“Monster’s Ball” came to Tallahassee on Friday, on the wings of acclaim from critics.
Billy Bob Thornton plays Hank Grotowski, a second-generation corrections officer from Georgia.
He can’t seem to decide whether or not he’s a racist – one minute he’s looking in disgust at his slur-slinging father, played by Peter Boyle, and the next minute he’s shooting off a gun to get black children off his land.
Hank is teaching his son Sonny, actor Heath Ledger in a much-too-small role, the ways of being an officer on death row.
Sonny hates the job, and Hank hates Sonny, so their relationship is non-existent. They do have one thing in common, though: They’re having sex with the same prostitute.
On the other side of town is Leticia Musgrove, Halle Berry. Whose husband is on death row and has a son played by actor Coronji Calhoun, who weighs nearly 200 hundred pounds.
Leticia seems way more concerned with the fact that her son has a chocolate fetish, than the fact that her husband has been condemned to die.
A mush-mouthed Sean “P. Diddy” Combs, who does little to portray his anxiety, plays her condemned husband, Lawrence Musgrove.
The final time father and son see each other is readily one of the worst scenes in the entire movie. When Tyrell, who is ten, asks why he won’t ever see his father again, the elder Musgrove replies, “‘Cause I’m a bad man.”
This is a great response for a four year-old. But for a young man who has seen his father every week for ten years, this is nothing but childish banter.
Lawrence does indeed die, and Leticia is left with a car that doesn’t work, a grossly overweight son and a house in danger of being repossessed.
A pair of separate events writes both Sonny and Tyrell out of the script, leaving both Hank and Leticia without their sons.
What do Hank and Leticia, after meeting by chance when Leticia’s car breaks down, do to overcome their similar tragedies?
They have sex – lots and lots of sex. The director doesn’t try to fool the audience into thinking that Hank and Leticia’s first time was born out of love – only pure, animalistic need.
Writing them both as drunk was an excellent cop-out – it allowed the director to toss attraction and logic to the wind and focus more on the money shots – Halle Berry’s naked behind.

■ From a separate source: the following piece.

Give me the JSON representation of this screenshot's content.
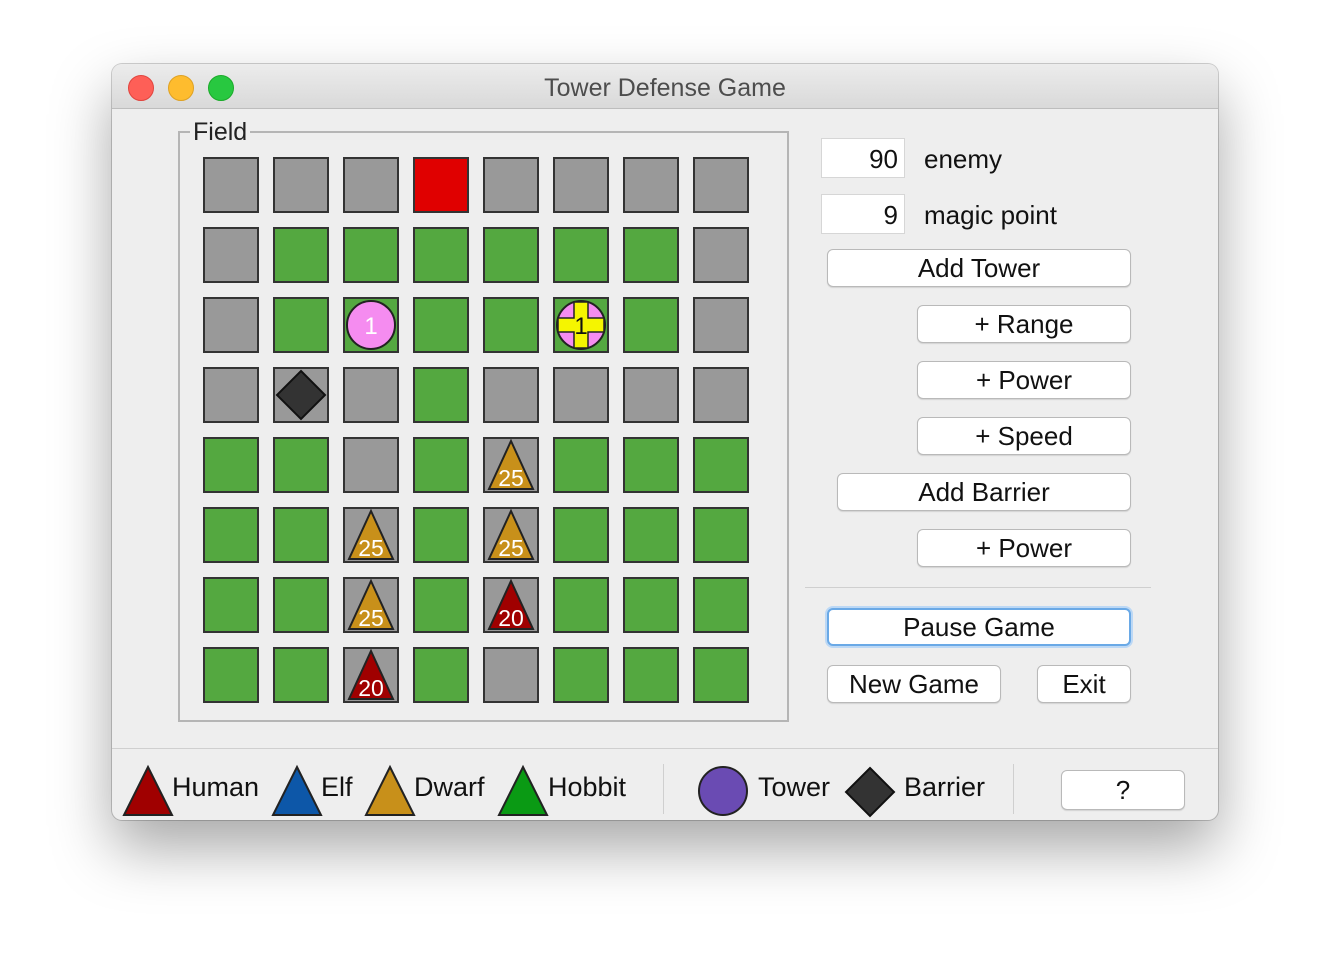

On Tuesday, Berry was nominated for an Oscar for best actress – why, however, is a mystery. Berry does little more than chain smoke, and in her more anguishing times she can either scream or cry – never both.
Boyle’s performance is too short to be effective; his racism could’ve been mentioned in passing.
All the actors make sure to lay their Southern accents on as thick as molasses, and boy, do they speak s-l-o-w-l-y.
Though Hank and Leticia’s so-called romance is anything but – if anything, Leticia becomes Hank’s live-in whore, with no resistance on her end.
Do not be fooled into thinking that “Monster’s Ball” touches on any relevant points, such as racism, overcoming grief or love in spite of race differences.
This story is so contrived and ends on such a happily-ever-after note that viewers will be left baffled, wondering, “What did I just miss?”